## Exercise aim
Where does the string "JSON" occur in the records? Copy each line that holds it.
<<<<
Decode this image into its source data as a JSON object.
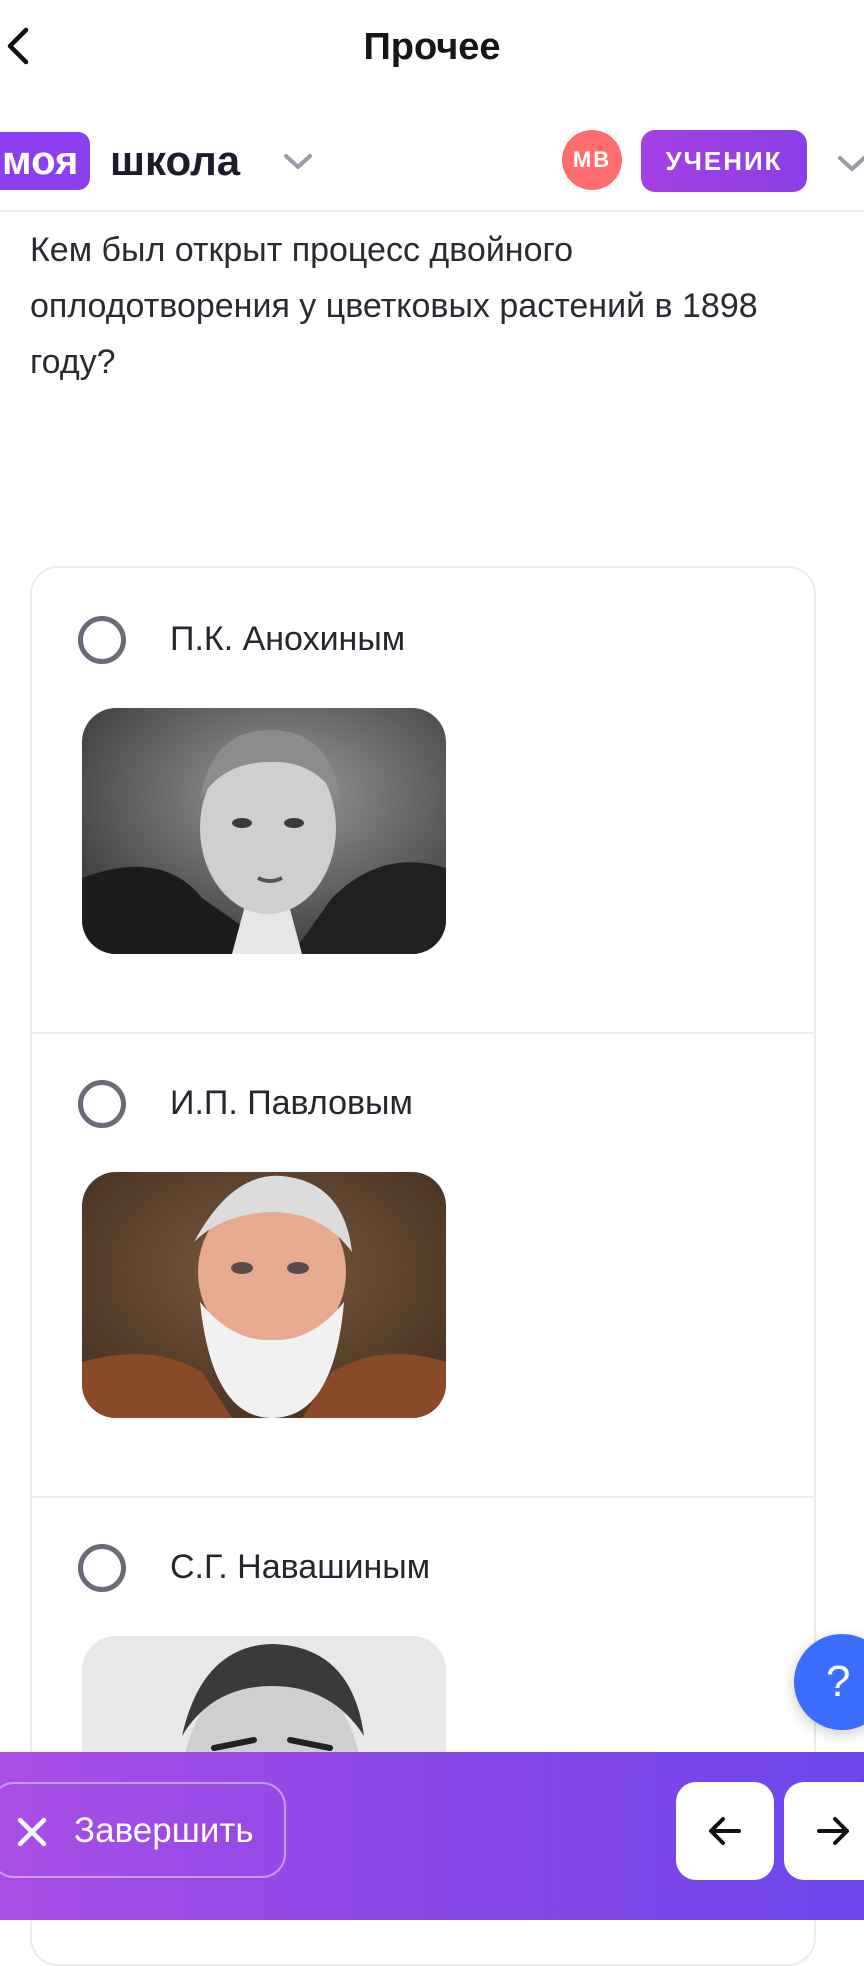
{
  "header": {
    "title": "Прочее",
    "back_icon": "chevron-left-icon"
  },
  "brand": {
    "logo_highlight": "моя",
    "logo_word": "школа",
    "avatar_initials": "МВ",
    "role_label": "УЧЕНИК",
    "colors": {
      "accent": "#8b3ff0",
      "avatar": "#ff6d6d",
      "help": "#3d6dff"
    }
  },
  "question": {
    "text": "Кем был открыт процесс двойного оплодотворения у цветковых растений в 1898 году?"
  },
  "options": [
    {
      "label": "П.К. Анохиным",
      "selected": false,
      "image": "black-and-white portrait photo"
    },
    {
      "label": "И.П. Павловым",
      "selected": false,
      "image": "painted portrait with white beard"
    },
    {
      "label": "С.Г. Навашиным",
      "selected": false,
      "image": "black-and-white portrait photo"
    }
  ],
  "help_button": {
    "label": "?"
  },
  "footer": {
    "finish_label": "Завершить",
    "prev_icon": "arrow-left-icon",
    "next_icon": "arrow-right-icon"
  }
}
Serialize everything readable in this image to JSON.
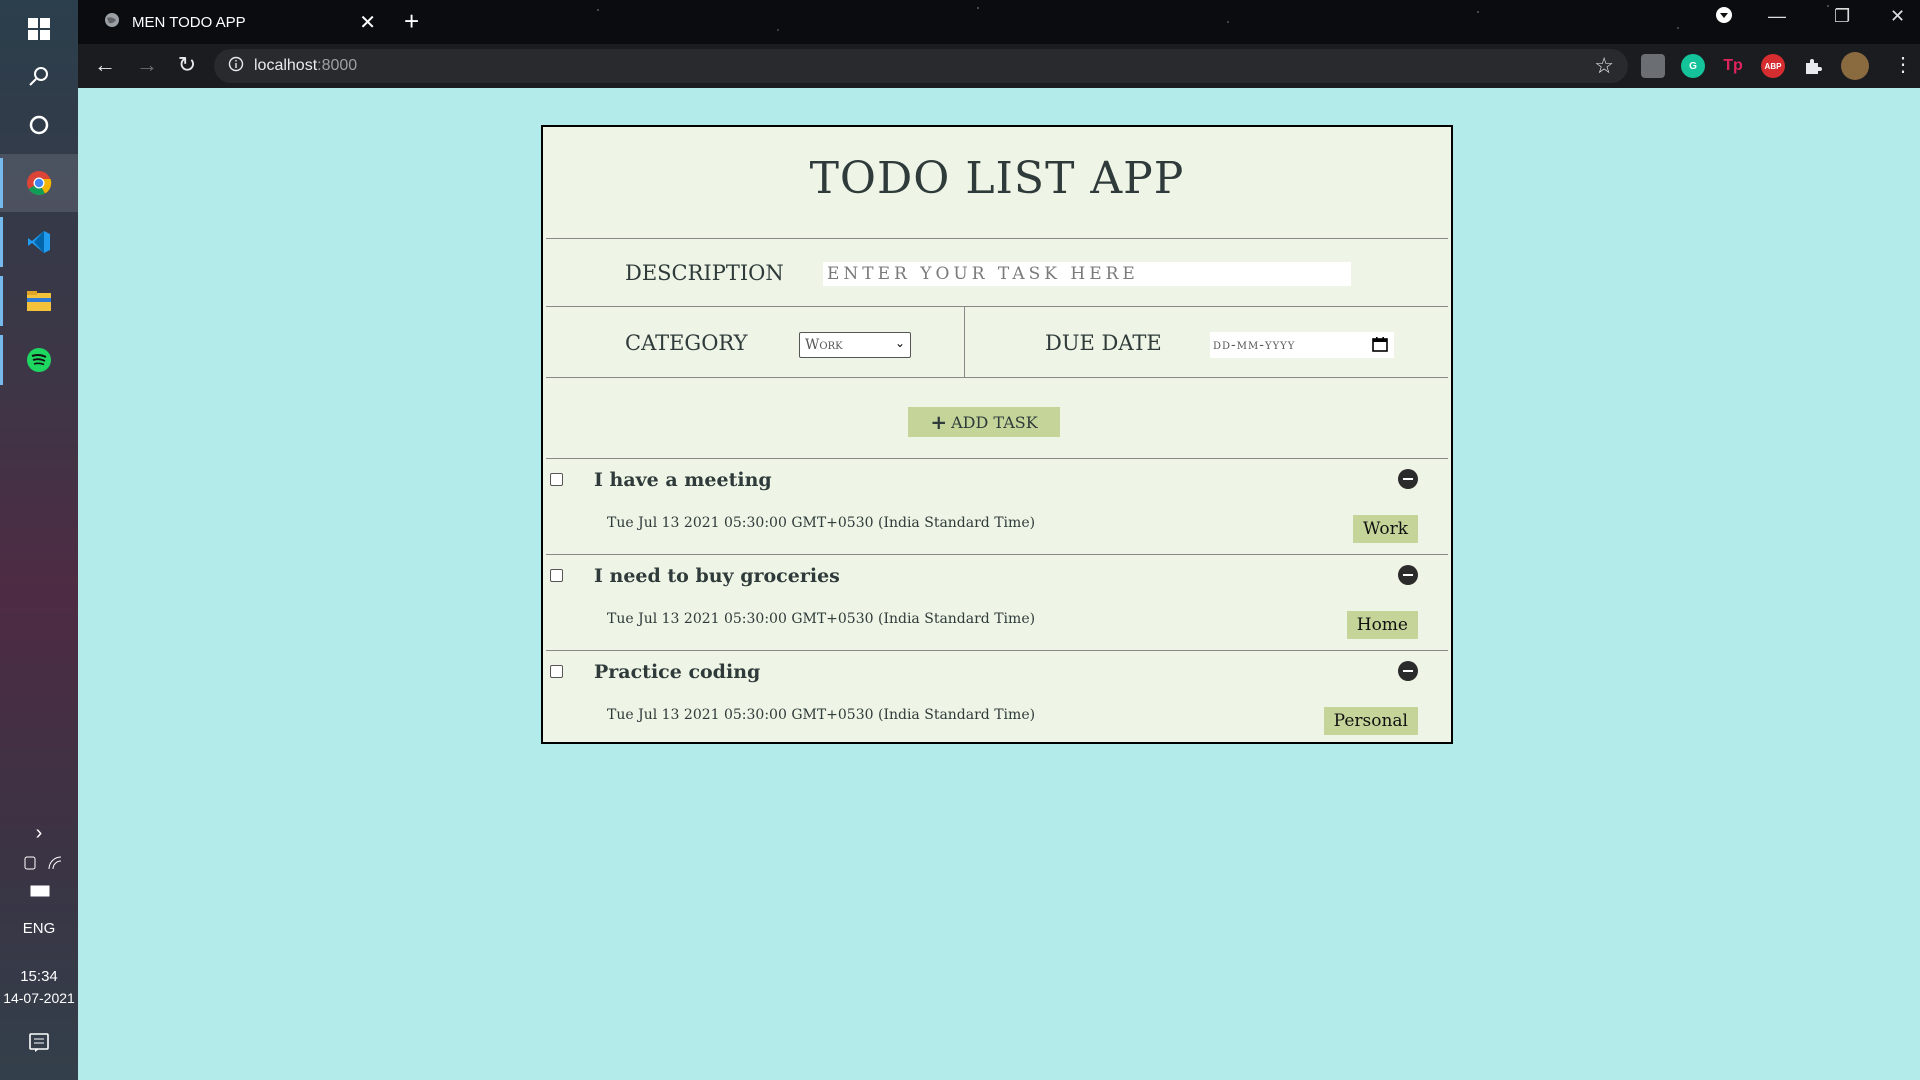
{
  "taskbar": {
    "language": "ENG",
    "time": "15:34",
    "date": "14-07-2021",
    "apps": [
      "chrome-icon",
      "vscode-icon",
      "file-explorer-icon",
      "spotify-icon"
    ]
  },
  "browser": {
    "tab_title": "MEN TODO APP",
    "url_host": "localhost",
    "url_port": ":8000",
    "extensions": [
      "grammarly-icon",
      "tp-icon",
      "adblock-plus-icon",
      "extensions-icon"
    ]
  },
  "app": {
    "title": "TODO LIST APP",
    "description_label": "DESCRIPTION",
    "description_placeholder": "ENTER YOUR TASK HERE",
    "category_label": "CATEGORY",
    "category_value": "Work",
    "due_date_label": "DUE DATE",
    "due_date_placeholder": "dd-mm-yyyy",
    "add_button_label": "ADD TASK",
    "tasks": [
      {
        "name": "I have a meeting",
        "date": "Tue Jul 13 2021 05:30:00 GMT+0530 (India Standard Time)",
        "category": "Work",
        "checked": false
      },
      {
        "name": "I need to buy groceries",
        "date": "Tue Jul 13 2021 05:30:00 GMT+0530 (India Standard Time)",
        "category": "Home",
        "checked": false
      },
      {
        "name": "Practice coding",
        "date": "Tue Jul 13 2021 05:30:00 GMT+0530 (India Standard Time)",
        "category": "Personal",
        "checked": false
      }
    ]
  },
  "colors": {
    "page_bg": "#b3eaea",
    "card_bg": "#eef5e6",
    "accent": "#c5d59a"
  }
}
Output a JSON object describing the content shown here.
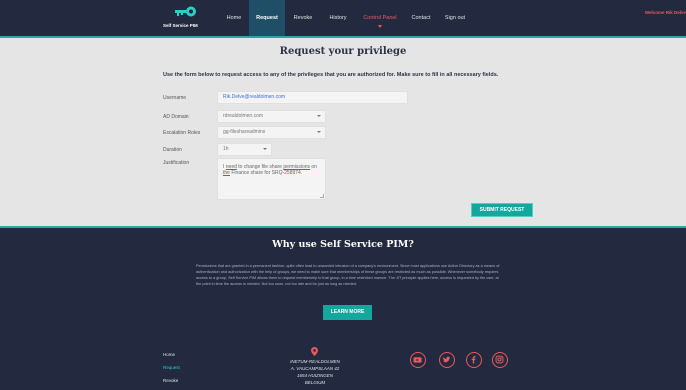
{
  "nav": {
    "brand": "Self Service PIM",
    "items": [
      {
        "label": "Home"
      },
      {
        "label": "Request"
      },
      {
        "label": "Revoke"
      },
      {
        "label": "History"
      },
      {
        "label": "Control Panel"
      },
      {
        "label": "Contact"
      },
      {
        "label": "Sign out"
      }
    ],
    "active": "Request",
    "welcome": "Welcome Rik Delve"
  },
  "form": {
    "title": "Request your privilege",
    "intro": "Use the form below to request access to any of the privileges that you are authorized for. Make sure to fill in all necessary fields.",
    "username_label": "Username",
    "username_value": "Rik.Delve@realdolmen.com",
    "ad_domain_label": "AD Domain",
    "ad_domain_value": "rdrealdolmen.com",
    "escalation_label": "Escalation Roles",
    "escalation_value": "gg-fileshareadmins",
    "duration_label": "Duration",
    "duration_value": "1h",
    "justification_label": "Justification",
    "justification_parts": [
      "I ",
      "need",
      " to change file share ",
      "permissions",
      " on ",
      "the",
      " Finance share for SRQ-258974."
    ],
    "submit_label": "SUBMIT REQUEST"
  },
  "why": {
    "title": "Why use Self Service PIM?",
    "text": "Permissions that are granted in a permanent fashion, quite often lead to unwanted intrusion of a company's environment. Since most applications use Active Directory as a means of authentication and authorization with the help of groups, we need to make sure that memberships of these groups are restricted as much as possible. Whenever somebody requires access to a group, Self Service PIM allows them to request membership to that group, in a time restricted manner. The JIT principle applies here, access is requested by the user, at the point in time the access is needed. Not too soon, not too late and for just as long as needed.",
    "button": "LEARN MORE"
  },
  "footer": {
    "links": [
      "Home",
      "Request",
      "Revoke"
    ],
    "current": "Request",
    "address": [
      "INETUM-REALDOLMEN",
      "A. VAUCAMPSLAAN 42",
      "1654 HUIZINGEN",
      "BELGIUM"
    ],
    "social": [
      "youtube-icon",
      "twitter-icon",
      "facebook-icon",
      "instagram-icon"
    ],
    "accent_color": "#e8595c"
  },
  "colors": {
    "navy": "#232a3f",
    "teal": "#13a89e",
    "active_nav": "#1f4f66",
    "red": "#e8595c"
  }
}
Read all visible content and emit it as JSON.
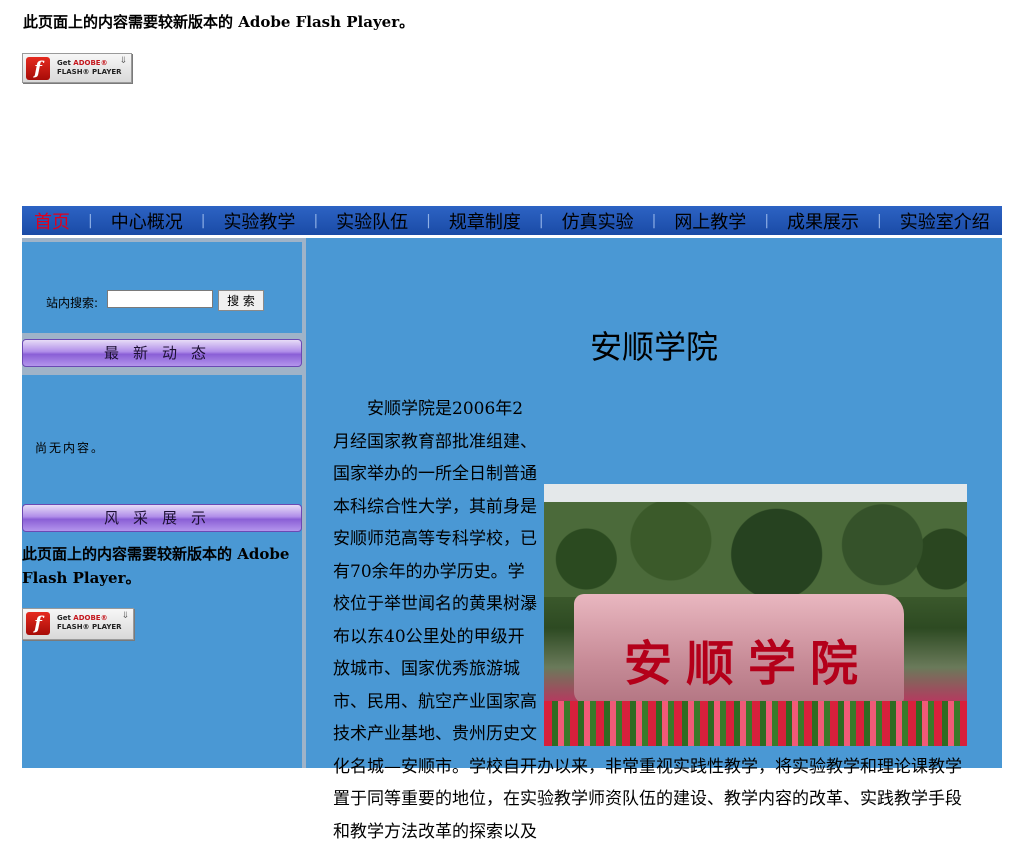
{
  "flash_notice": "此页面上的内容需要较新版本的 Adobe Flash Player。",
  "flash_button": {
    "line1": "Get",
    "brand": "ADOBE®",
    "line2": "FLASH® PLAYER",
    "arrow": "⇓"
  },
  "nav": {
    "items": [
      {
        "label": "首页",
        "active": true
      },
      {
        "label": "中心概况"
      },
      {
        "label": "实验教学"
      },
      {
        "label": "实验队伍"
      },
      {
        "label": "规章制度"
      },
      {
        "label": "仿真实验"
      },
      {
        "label": "网上教学"
      },
      {
        "label": "成果展示"
      },
      {
        "label": "实验室介绍"
      }
    ],
    "separator": "|"
  },
  "sidebar": {
    "search_label": "站内搜索:",
    "search_value": "",
    "search_button": "搜 索",
    "news_title": "最新动态",
    "news_empty": "尚无内容。",
    "gallery_title": "风采展示",
    "gallery_flash_notice": "此页面上的内容需要较新版本的 Adobe Flash Player。"
  },
  "main": {
    "title": "安顺学院",
    "paragraph": "安顺学院是2006年2月经国家教育部批准组建、国家举办的一所全日制普通本科综合性大学，其前身是安顺师范高等专科学校，已有70余年的办学历史。学校位于举世闻名的黄果树瀑布以东40公里处的甲级开放城市、国家优秀旅游城市、民用、航空产业国家高技术产业基地、贵州历史文化名城—安顺市。学校自开办以来，非常重视实践性教学，将实验教学和理论课教学置于同等重要的地位，在实验教学师资队伍的建设、教学内容的改革、实践教学手段和教学方法改革的探索以及",
    "photo_caption": "安顺学院"
  }
}
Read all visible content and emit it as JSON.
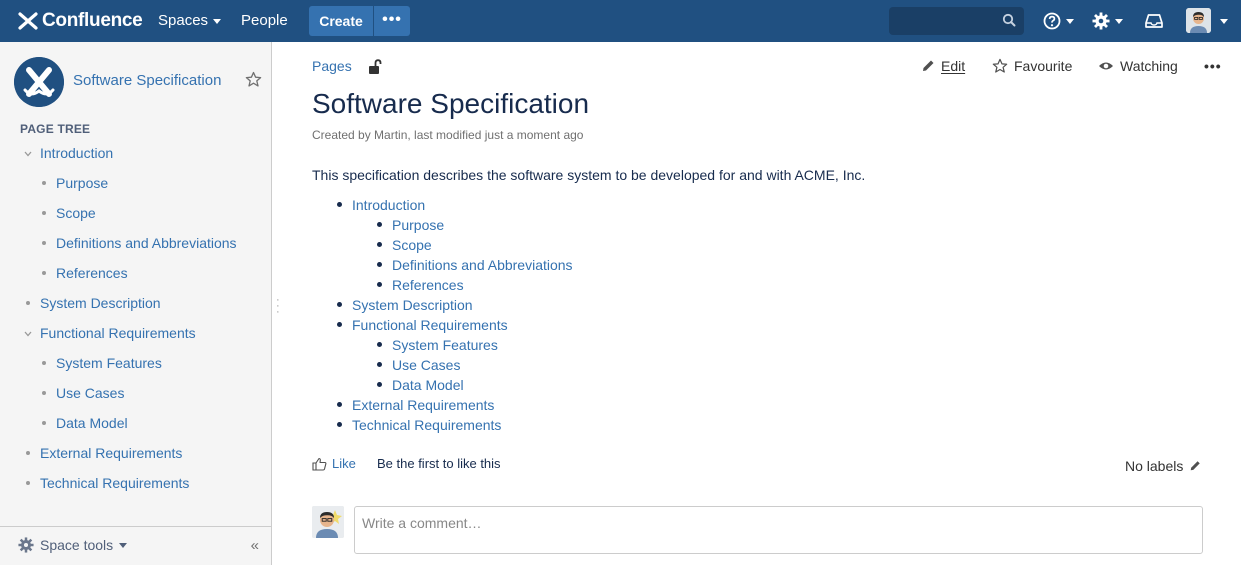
{
  "topbar": {
    "logo_text": "Confluence",
    "spaces_label": "Spaces",
    "people_label": "People",
    "create_label": "Create",
    "more_label": "•••",
    "search_placeholder": "",
    "icons": [
      "help-icon",
      "gear-icon",
      "notifications-icon",
      "user-avatar"
    ]
  },
  "sidebar": {
    "space_title": "Software Specification",
    "tree_heading": "PAGE TREE",
    "tree": [
      {
        "label": "Introduction",
        "level": 0,
        "expanded": true
      },
      {
        "label": "Purpose",
        "level": 1
      },
      {
        "label": "Scope",
        "level": 1
      },
      {
        "label": "Definitions and Abbreviations",
        "level": 1
      },
      {
        "label": "References",
        "level": 1
      },
      {
        "label": "System Description",
        "level": 0
      },
      {
        "label": "Functional Requirements",
        "level": 0,
        "expanded": true
      },
      {
        "label": "System Features",
        "level": 1
      },
      {
        "label": "Use Cases",
        "level": 1
      },
      {
        "label": "Data Model",
        "level": 1
      },
      {
        "label": "External Requirements",
        "level": 0
      },
      {
        "label": "Technical Requirements",
        "level": 0
      }
    ],
    "space_tools_label": "Space tools",
    "collapse_label": "«"
  },
  "page": {
    "breadcrumb": "Pages",
    "actions": {
      "edit": "Edit",
      "favourite": "Favourite",
      "watching": "Watching",
      "more": "•••"
    },
    "title": "Software Specification",
    "byline": "Created by Martin, last modified just a moment ago",
    "intro": "This specification describes the software system to be developed for and with ACME, Inc.",
    "toc": [
      {
        "label": "Introduction",
        "level": 0
      },
      {
        "label": "Purpose",
        "level": 1
      },
      {
        "label": "Scope",
        "level": 1
      },
      {
        "label": "Definitions and Abbreviations",
        "level": 1
      },
      {
        "label": "References",
        "level": 1
      },
      {
        "label": "System Description",
        "level": 0
      },
      {
        "label": "Functional Requirements",
        "level": 0
      },
      {
        "label": "System Features",
        "level": 1
      },
      {
        "label": "Use Cases",
        "level": 1
      },
      {
        "label": "Data Model",
        "level": 1
      },
      {
        "label": "External Requirements",
        "level": 0
      },
      {
        "label": "Technical Requirements",
        "level": 0
      }
    ],
    "like_label": "Like",
    "like_note": "Be the first to like this",
    "labels_text": "No labels",
    "comment_placeholder": "Write a comment…"
  },
  "colors": {
    "topbar": "#205081",
    "link": "#3572b0",
    "create": "#3572b0"
  }
}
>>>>
## Solution below
Decode this image into its source data as a JSON object.
Serialize everything readable in this image to JSON.
Output a JSON object describing the content shown here.
Read all visible content and emit it as JSON.
Read all visible content and emit it as JSON.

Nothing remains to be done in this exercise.